Friday, July 24, 2009

Pregnancy & Meditation

One of my favorite evening meditations for the baby is a derivative of a Thich Naht Hanh meditation from his amazing book, True Love: A Practice of Awakening the Heart.

It is a simple meditation where you pick a single focal point (usually within oneself -- your heart, for example) and say as you breath in - I am aware of my heart, and as you breath out - I smile at my heart.

My take on this meditation is to put both of my hands on my belly, breath in and communicate with the baby -- "Baby, I know that you are there" and as I breath out -- "Baby, I am smiling at you."

It might seem odd to some people, but I know the baby feels it and experiences it. I often feel the baby moving inside of me during these meditations and it definitely leads me (and baby) into a calm and peaceful sleep. It's amazing how simple and yet effective it is. I've struggled with meditation in the past (due to a distracted mind), but most nights this meditation comes to me very easily.

And, in keeping with my theme of Ten, I close this blog with ten lines from True Love:

"So every time you have an energy
that needs to be transformed, like jealousy or fear,
do something to care for this energy, for this negative energy,
if you do not want this energy to destroy you.
Touch the seed of mindfulness, and then all of its energy
will be able to establish itself in your 'living room,'
like a mother tenderly embracing your pain. With that energy of mindfulness,you are
doing the true practice of meditation with regard to your pain, your emotions.
If you are able to maintain mindfulness for five or ten minutes, you will experience some relief right away." 

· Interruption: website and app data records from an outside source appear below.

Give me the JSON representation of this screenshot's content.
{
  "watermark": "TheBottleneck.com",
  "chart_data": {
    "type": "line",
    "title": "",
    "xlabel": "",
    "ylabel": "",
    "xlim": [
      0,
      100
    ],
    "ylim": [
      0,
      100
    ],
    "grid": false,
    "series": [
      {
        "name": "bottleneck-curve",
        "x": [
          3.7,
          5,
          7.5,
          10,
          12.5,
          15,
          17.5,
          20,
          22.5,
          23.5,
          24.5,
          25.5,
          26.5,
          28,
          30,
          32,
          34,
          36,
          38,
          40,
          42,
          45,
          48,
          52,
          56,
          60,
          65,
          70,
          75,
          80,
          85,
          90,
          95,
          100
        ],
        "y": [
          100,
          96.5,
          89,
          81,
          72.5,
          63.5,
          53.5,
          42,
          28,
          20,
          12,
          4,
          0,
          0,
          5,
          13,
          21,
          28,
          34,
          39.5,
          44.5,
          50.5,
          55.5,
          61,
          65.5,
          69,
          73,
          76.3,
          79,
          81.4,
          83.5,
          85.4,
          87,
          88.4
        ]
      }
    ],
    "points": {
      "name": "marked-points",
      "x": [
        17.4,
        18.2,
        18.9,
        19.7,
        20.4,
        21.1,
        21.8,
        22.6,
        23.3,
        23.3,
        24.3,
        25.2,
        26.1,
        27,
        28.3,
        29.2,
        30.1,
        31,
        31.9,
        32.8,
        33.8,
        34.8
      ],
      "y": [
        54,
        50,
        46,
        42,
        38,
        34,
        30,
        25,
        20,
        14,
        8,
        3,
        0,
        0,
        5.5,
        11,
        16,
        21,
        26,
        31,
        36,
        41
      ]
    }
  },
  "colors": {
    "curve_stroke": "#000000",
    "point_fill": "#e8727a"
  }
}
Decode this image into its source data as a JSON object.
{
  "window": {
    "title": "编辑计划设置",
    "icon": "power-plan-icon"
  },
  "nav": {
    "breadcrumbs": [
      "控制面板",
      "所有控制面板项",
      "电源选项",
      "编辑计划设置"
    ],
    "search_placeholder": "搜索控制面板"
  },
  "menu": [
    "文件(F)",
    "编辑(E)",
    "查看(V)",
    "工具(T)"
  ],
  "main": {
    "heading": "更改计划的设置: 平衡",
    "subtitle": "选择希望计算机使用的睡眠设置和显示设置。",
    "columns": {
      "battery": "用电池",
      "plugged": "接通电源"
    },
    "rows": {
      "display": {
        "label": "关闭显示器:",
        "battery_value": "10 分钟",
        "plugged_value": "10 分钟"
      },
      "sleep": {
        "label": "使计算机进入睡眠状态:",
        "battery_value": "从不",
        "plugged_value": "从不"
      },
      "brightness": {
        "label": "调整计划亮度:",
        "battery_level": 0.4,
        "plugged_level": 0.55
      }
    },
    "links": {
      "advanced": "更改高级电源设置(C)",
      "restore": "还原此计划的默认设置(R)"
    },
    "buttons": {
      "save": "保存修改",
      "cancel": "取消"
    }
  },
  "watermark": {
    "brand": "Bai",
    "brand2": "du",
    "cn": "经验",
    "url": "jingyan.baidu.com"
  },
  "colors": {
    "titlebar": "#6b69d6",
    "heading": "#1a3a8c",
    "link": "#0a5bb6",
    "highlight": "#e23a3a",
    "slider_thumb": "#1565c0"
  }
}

Wednesday, July 15, 2009

Ten - An Egyptian Retrospective

It was almost exactly 10 years ago that I moved to Cairo, Egypt (6 weeks before my study abroad program would begin) and had my first encounter/experience with the Middle East. Please enjoy a list of 10 ways this experience/decision influenced my life:

10. The experience expanded my world-view and allowed me to gain a better understanding of the complexity and universality of the world.

9. I fell undeniably in love with travel and exploration and haven’t been able to stop venturing abroad since.

8. I experienced generosity and hospitality at an amazing level, which taught me to be more giving.

7. I saw first-hand the possibility that peace can exist (and has and does exist) between Israelis and Palestinians as Ramon and I celebrated Christmas in Bethlehem alongside Israelis, Palestinians, Germans, Africans and so many others from around the world, who celebrated together in an atmosphere of love and hope.

6. I gained confidence and strength as I journeyed through various parts of the Middle East alone.

5. I learned Arabic (though I must admit 10 years later, it is quite rusty and lost in the depths of my brain waiting to be recovered from years of storage).

4. I am now able to share my experience with others and breakdown many stereotypes and misconceptions that exist about the Middle East and Islam.

3. I decided that my life should be lived as a peacemaker.

2. I met amazing people who taught me a variety of wonderful things about life and gained a few lifelong friends.

1. And, of course, I met and fell in love with Ramon, who ended up being my partner in life, love, work, art and so much more. I feel so blessed to spend each day working together to grow our non-profit, to teach the arts to children, to push our creative abilities through filmmaking, to (now) be starting a family together, and to have his support and love in all that I do and to return that support and love. Being together makes each of us better.

I’m sure, there are many other ways that my trip to Egypt changed my life, but these 10 are stick out, and I am certain that when I went to Egypt, I never imagined that all of this would be the result, but I am definitely grateful that it was.

*
Though it is 2009, this year for me is the year of “Ten’s” or at least a year when grouping things in Ten or thinking about things in groups of Ten has been (and continues to be dominant):
  • Ramon, my wonderful life partner, and I will be celebrating 10 years together in December, at which point we should have just celebrated the birth of our first child (expected to arrive around Nov. 5)
  • My documentary, “Ten,” which has been swirling around in my brain for almost two years, is finally really taking shape and I am applying for development funding for the project; the application is due on the 1st day of the 10th month
  • I recently did a writing/visualization project a friend sent me that involved selecting 10 things I wanted (and there are many more examples of Ten's in my life.
With all these Ten’s swirling around and my recent awareness that my blog upkeep since my run has been less than stellar, I’ve decided to set a goal of keeping my blog simple and trying to post every 10 days with, at the very least, a list of 10 – not like David Letterman’s (I’m not that funny), but a 10 list that is relevant and important to my life. The Egyptian 10 is the first of many to come.